Innovation Prowess: A Leadership Strategy to Accelerate Growth
An Onset of Woes Raises Questions on Obama Vision
By PETER BAKER
The Obama administration controversies of recent days have reinforced fears of an overreaching government and called into question Mr. Obama's ability to master his own presidency.
Dictionary of everyday words defines 'doobly' and 'embuggerance'
A new dictionary explaining the difference between a "doobly", a pair of "yupes" or an everyday "embuggerance" is being compiled by experts.
The English Project, a £25 million language study, is collecting examples of what experts call "kitchen table lingo" - words and phrases in common use within groups such as families, schools or circles of friends.
To qualify the words must not have made it into a dictionary before but have to have been in use by three or more people for at least a month.
Organisers say they have already received more than 700 entries since launching their search last week.
Favourites so far include "yupes" - said to be a term in use at Sandhurst military academy - meaning underpants.
Perhaps the most commonly used term submitted is "embuggerance", euphemistically employed by the author Terry Pratchett to describe his feelings about the onset of Alzheimer's disease.
According to research so far, the term is thought to have been coined by a Ministry of Defence official during the Falklands War to describe his frustrations.
More baffling to the uninitiated, a "doobly" is a word for a television remote controller - one of several submitted by families, suggesting that the fate of that missing remote is one of the major talking points of modern family life.
Other words for the device collected so far include a "podger", the rhyming term "melly", a "boggler" and the more common "zapper".
The words collected will be published online and in books.
Money problems ’signal dementia’ 財務技能問題預示失智
Declining financial skills are detectable in patients in the year before they develop Alzheimer’s, according to US researchers.
Previous studies have shown that problems with daily activities often precede the onset of Alzheimer’s. The research from the University of Alabama in Birmingham is published in the journal, Neurology. The researchers studied 87 people with mild cognitive impairment（MCI）, 25 of whom developed Alzheimer-type dementia during the study period, and 62 who did not.
They compared them with 76 healthy people with no memory problems. They used a tool called the Financial Capacity Instrument（FCI）to measure their skills over a period of a year.
Tested at the start of the study and then a year later, the overall FCI scores for the 25 patients who progressed to Alzheimer’s disease, showed a 6% decline. Their skills in managing a cheque book dropped by 9%. The control group and the 62 people with MCI who did not progress to Alzheimer’s maintained the level of their FCI scores throughout the year.
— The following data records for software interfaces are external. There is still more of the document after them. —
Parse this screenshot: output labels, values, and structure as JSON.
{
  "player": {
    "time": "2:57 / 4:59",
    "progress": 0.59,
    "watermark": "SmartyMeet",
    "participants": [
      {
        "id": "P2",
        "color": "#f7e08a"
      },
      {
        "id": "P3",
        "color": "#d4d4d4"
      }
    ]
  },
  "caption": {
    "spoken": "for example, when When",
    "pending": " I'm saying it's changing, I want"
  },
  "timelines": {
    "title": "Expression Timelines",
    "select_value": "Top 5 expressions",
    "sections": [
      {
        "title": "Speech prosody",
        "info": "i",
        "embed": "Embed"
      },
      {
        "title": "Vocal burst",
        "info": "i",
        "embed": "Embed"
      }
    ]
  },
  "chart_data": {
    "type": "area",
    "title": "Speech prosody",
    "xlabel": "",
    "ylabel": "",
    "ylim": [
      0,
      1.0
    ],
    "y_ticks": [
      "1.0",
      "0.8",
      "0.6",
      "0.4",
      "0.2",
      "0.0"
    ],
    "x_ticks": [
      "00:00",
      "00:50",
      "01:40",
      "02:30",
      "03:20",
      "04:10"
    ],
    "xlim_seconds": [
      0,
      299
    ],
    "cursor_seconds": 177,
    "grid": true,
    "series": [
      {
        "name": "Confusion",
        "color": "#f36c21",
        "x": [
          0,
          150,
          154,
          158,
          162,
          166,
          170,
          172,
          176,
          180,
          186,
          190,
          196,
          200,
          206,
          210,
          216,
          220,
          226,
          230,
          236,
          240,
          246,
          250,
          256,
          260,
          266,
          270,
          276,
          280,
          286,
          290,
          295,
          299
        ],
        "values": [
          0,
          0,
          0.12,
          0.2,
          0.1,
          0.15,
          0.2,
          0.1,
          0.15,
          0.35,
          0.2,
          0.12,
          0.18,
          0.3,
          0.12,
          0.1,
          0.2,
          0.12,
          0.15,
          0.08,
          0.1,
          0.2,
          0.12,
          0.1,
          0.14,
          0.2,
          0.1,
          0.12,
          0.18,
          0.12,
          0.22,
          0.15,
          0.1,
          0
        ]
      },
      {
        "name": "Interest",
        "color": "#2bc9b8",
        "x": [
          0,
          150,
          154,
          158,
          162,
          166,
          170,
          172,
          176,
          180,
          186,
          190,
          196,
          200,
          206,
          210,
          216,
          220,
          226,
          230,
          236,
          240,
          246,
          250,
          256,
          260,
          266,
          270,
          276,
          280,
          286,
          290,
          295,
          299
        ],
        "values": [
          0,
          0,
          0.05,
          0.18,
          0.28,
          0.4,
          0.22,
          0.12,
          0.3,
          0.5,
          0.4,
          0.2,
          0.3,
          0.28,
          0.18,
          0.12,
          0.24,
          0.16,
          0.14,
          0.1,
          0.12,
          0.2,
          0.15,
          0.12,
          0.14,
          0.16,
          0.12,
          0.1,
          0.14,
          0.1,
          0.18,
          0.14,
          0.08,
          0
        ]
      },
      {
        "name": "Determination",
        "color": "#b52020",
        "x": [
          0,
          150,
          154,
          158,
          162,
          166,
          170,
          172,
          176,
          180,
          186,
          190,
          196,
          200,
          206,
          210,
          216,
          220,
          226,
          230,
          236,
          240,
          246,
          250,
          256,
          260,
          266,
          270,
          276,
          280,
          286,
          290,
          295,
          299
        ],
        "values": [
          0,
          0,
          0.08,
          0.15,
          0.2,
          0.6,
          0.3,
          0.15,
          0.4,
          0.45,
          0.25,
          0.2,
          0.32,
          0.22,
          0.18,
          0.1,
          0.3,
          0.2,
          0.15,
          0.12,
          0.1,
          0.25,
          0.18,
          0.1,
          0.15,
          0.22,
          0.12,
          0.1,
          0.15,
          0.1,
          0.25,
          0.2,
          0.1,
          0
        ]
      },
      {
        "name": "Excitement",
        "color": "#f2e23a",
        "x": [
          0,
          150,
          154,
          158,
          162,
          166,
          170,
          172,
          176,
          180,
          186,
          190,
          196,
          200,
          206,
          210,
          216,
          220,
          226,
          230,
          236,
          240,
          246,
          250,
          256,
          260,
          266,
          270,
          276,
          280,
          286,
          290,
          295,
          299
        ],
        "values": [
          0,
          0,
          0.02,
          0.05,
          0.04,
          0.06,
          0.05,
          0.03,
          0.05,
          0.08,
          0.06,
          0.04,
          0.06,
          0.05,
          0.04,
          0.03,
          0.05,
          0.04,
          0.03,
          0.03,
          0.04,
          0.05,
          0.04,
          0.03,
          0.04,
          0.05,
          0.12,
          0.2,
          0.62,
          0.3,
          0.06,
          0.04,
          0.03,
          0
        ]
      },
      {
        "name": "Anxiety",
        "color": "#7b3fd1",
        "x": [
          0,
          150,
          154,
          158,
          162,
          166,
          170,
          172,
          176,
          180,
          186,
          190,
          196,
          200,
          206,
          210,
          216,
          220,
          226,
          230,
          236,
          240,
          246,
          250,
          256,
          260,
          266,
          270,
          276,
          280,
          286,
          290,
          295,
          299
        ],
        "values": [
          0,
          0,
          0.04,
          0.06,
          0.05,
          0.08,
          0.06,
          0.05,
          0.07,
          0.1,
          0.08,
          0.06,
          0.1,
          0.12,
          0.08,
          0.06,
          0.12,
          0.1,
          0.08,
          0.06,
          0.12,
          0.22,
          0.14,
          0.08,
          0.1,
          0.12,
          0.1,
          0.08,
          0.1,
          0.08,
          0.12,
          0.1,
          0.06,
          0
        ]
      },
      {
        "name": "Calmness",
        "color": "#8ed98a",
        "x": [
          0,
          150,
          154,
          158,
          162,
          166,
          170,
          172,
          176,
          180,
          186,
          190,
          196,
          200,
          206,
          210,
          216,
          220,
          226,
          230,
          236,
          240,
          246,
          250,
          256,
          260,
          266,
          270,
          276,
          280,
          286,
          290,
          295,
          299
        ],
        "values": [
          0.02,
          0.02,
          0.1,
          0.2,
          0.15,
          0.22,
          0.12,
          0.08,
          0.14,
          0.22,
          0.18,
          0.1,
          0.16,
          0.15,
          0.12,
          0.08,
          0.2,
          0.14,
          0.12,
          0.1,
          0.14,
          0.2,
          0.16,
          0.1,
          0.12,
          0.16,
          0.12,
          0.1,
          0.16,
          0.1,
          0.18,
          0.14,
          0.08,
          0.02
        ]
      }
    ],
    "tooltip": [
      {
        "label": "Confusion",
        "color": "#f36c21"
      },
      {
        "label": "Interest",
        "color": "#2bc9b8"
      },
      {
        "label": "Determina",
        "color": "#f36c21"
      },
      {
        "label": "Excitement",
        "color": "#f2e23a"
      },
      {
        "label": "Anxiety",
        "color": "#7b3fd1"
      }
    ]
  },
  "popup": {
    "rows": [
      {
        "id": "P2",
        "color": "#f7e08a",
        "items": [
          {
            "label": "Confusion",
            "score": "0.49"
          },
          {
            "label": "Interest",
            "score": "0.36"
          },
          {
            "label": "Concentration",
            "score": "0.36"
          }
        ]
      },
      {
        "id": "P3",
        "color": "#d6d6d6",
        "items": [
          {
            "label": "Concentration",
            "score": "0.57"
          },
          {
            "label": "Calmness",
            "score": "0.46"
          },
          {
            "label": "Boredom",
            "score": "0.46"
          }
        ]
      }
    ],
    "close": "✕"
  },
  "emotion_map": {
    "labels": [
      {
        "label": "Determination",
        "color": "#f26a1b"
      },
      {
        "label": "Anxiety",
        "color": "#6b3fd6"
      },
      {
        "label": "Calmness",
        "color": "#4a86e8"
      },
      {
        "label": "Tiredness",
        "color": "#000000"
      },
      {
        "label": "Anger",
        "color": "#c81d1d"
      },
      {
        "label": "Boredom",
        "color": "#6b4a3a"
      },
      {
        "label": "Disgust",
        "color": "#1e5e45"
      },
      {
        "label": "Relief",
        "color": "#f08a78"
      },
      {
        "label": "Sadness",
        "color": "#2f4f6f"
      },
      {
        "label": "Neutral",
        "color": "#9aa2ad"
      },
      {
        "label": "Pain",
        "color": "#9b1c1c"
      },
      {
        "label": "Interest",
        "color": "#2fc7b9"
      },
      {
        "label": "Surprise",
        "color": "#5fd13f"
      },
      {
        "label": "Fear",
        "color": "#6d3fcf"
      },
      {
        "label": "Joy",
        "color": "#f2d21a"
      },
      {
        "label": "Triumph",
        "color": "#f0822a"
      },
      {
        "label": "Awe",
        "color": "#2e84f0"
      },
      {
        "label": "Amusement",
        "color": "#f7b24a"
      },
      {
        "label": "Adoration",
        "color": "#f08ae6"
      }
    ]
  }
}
detectable：形容詞，可發覺的。例句：There has been no detectable change in the patient’s condition.（病患的狀況看不出有任何改變。）
precede：動詞，前導，在……之前。例句：It would be helpful if you were to precede the report with an introduction.（如果你的報告開頭能有個引言，會很有幫助。）
Definition of overreachverb
onset：名詞，開始。例句：The new treatment can delay the onset of the disease by several years.（這種新療法可將疾病的發病延緩數年。）
- An onslaught; an assault.
- A beginning; a start: the onset of a cold.
- Linguistics. The part of a syllable that precedes the nucleus. In the word nucleus (nūPRIMARY_STRESSklē-əs), the onset of the first syllable is (n), the onset of the second syllable is (kl), and the last syllable has no onset.
Japan Now Neck-and-Neck With France in Culinary Prowess
Wall Street Journal (blog)
Japan's capital was awarded more stars than any other city by the tire company's newly released restaurant guide, which includes outlying cities Yokohama ...
Definition of prowess
Pronunciation: /ˈprou-əs, ˈprōəs/noun
Origin:Middle English (sense 2): from Old French proesce, from prou 'valiant'. Sense 1 dates from the early 20th century
1 （戦場での）勇気, 力量；[C]勇敢［大胆］な行為.
2 （…の）すぐれた能力［腕前］((as, at, in ...))
his prowess as an athlete
Pronunciation: /prəˈmɪskjʊəs/Translate promiscuous | into French | into German | into Italian | into Spanish
Origin:early 17th century: from Latin promiscuus 'indiscriminate', (based on miscere 'to mix') + -ous. The early sense was 'consisting of elements mixed together', giving rise to 'indiscriminate' and 'undiscriminating', whence the notion of 'casual'
Pronunciation: /prɒmɪˈskjuːɪti/Translate promiscuity | into French | into German | into Italian | into Spanish